> WORK REQUEST: Select from the records below every line that has the word "prepared" in it.

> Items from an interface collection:
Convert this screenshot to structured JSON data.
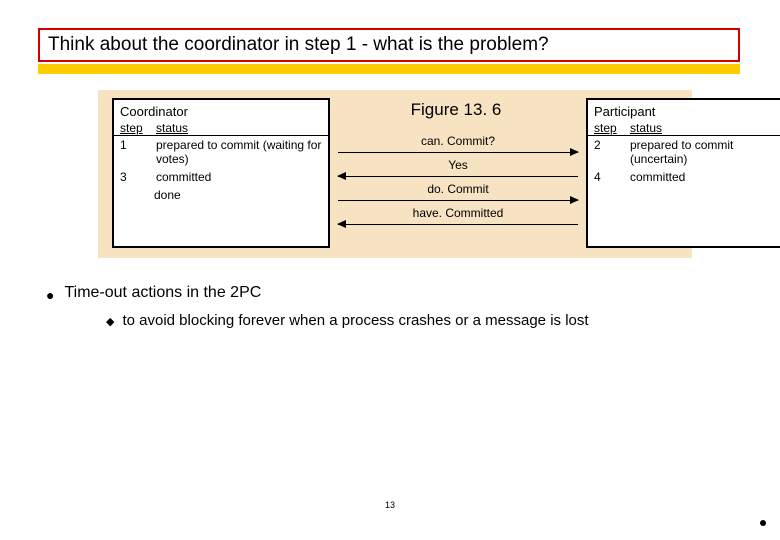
{
  "title": "Think about the coordinator in step 1 - what is the problem?",
  "figure": {
    "label": "Figure 13. 6",
    "coordinator": {
      "title": "Coordinator",
      "col_step": "step",
      "col_status": "status",
      "rows": [
        {
          "step": "1",
          "status": "prepared to commit (waiting for votes)"
        },
        {
          "step": "3",
          "status": "committed"
        }
      ],
      "done": "done"
    },
    "participant": {
      "title": "Participant",
      "col_step": "step",
      "col_status": "status",
      "rows": [
        {
          "step": "2",
          "status": "prepared to commit (uncertain)"
        },
        {
          "step": "4",
          "status": "committed"
        }
      ]
    },
    "messages": {
      "m1": "can. Commit?",
      "m2": "Yes",
      "m3": "do. Commit",
      "m4": "have. Committed"
    }
  },
  "bullets": {
    "b1": "Time-out actions in the 2PC",
    "b2": "to avoid blocking forever when a process crashes or a message is lost"
  },
  "page_number": "13"
}
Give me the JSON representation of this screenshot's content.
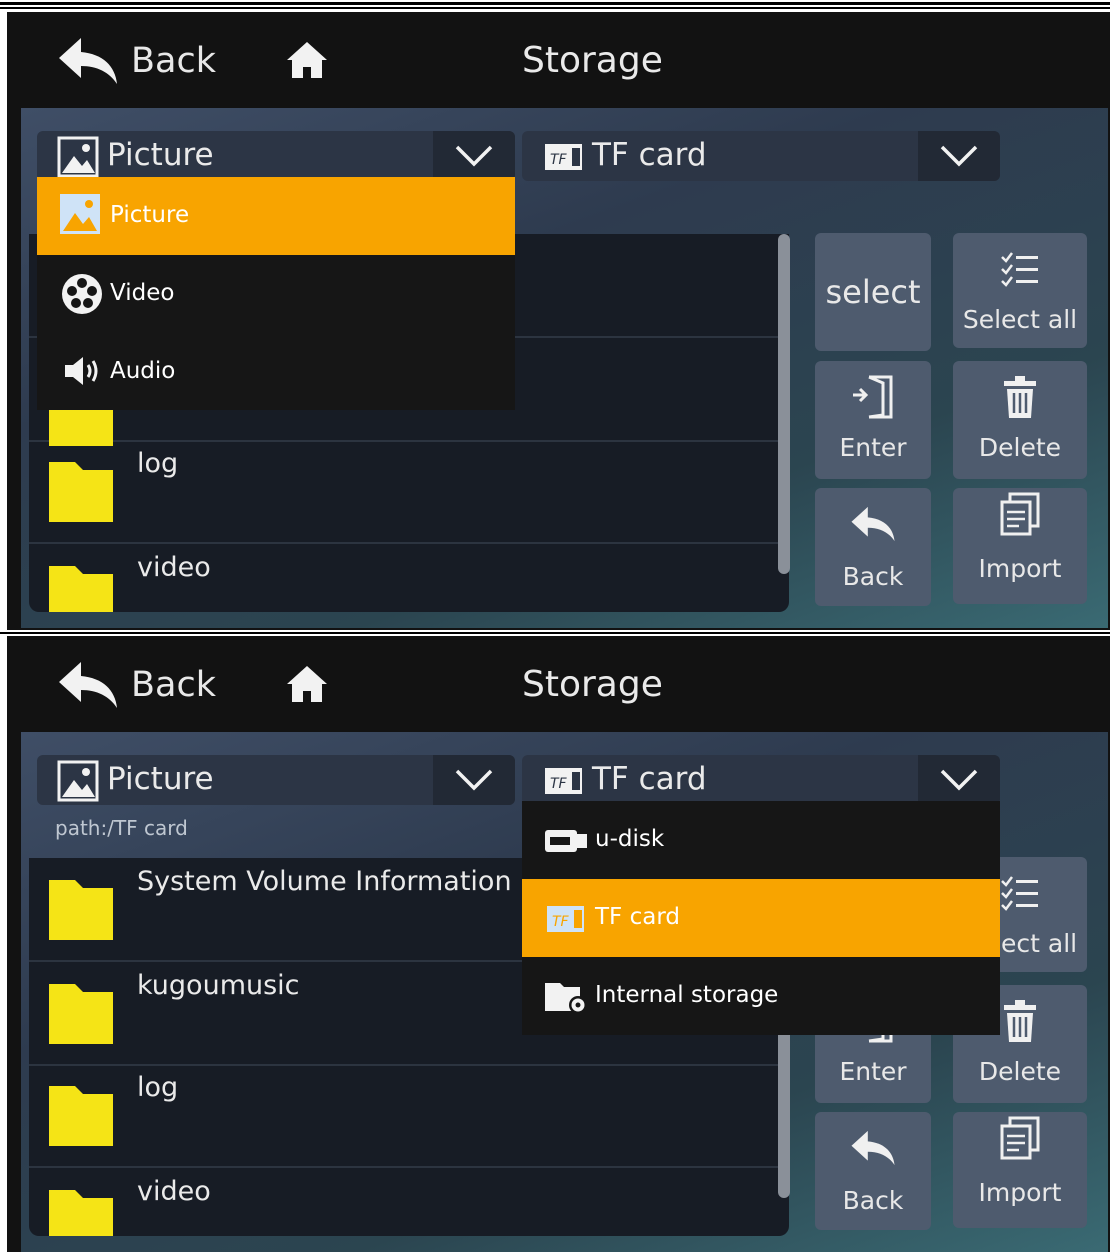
{
  "header": {
    "back_label": "Back",
    "title": "Storage"
  },
  "type_dropdown": {
    "selected": "Picture",
    "options": [
      "Picture",
      "Video",
      "Audio"
    ]
  },
  "storage_dropdown": {
    "selected": "TF card",
    "options": [
      "u-disk",
      "TF card",
      "Internal storage"
    ]
  },
  "path_label": "path:/TF card",
  "file_list": [
    "System Volume Information",
    "kugoumusic",
    "log",
    "video"
  ],
  "buttons": {
    "select": "select",
    "select_all": "Select all",
    "enter": "Enter",
    "delete": "Delete",
    "back": "Back",
    "import": "Import"
  },
  "colors": {
    "highlight": "#f8a400",
    "folder": "#f5e416",
    "background": "#121212"
  }
}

> EXERCISE OUTPUT:
          "status": "prepared to commit (waiting for votes)"
          "status": "prepared to commit (uncertain)"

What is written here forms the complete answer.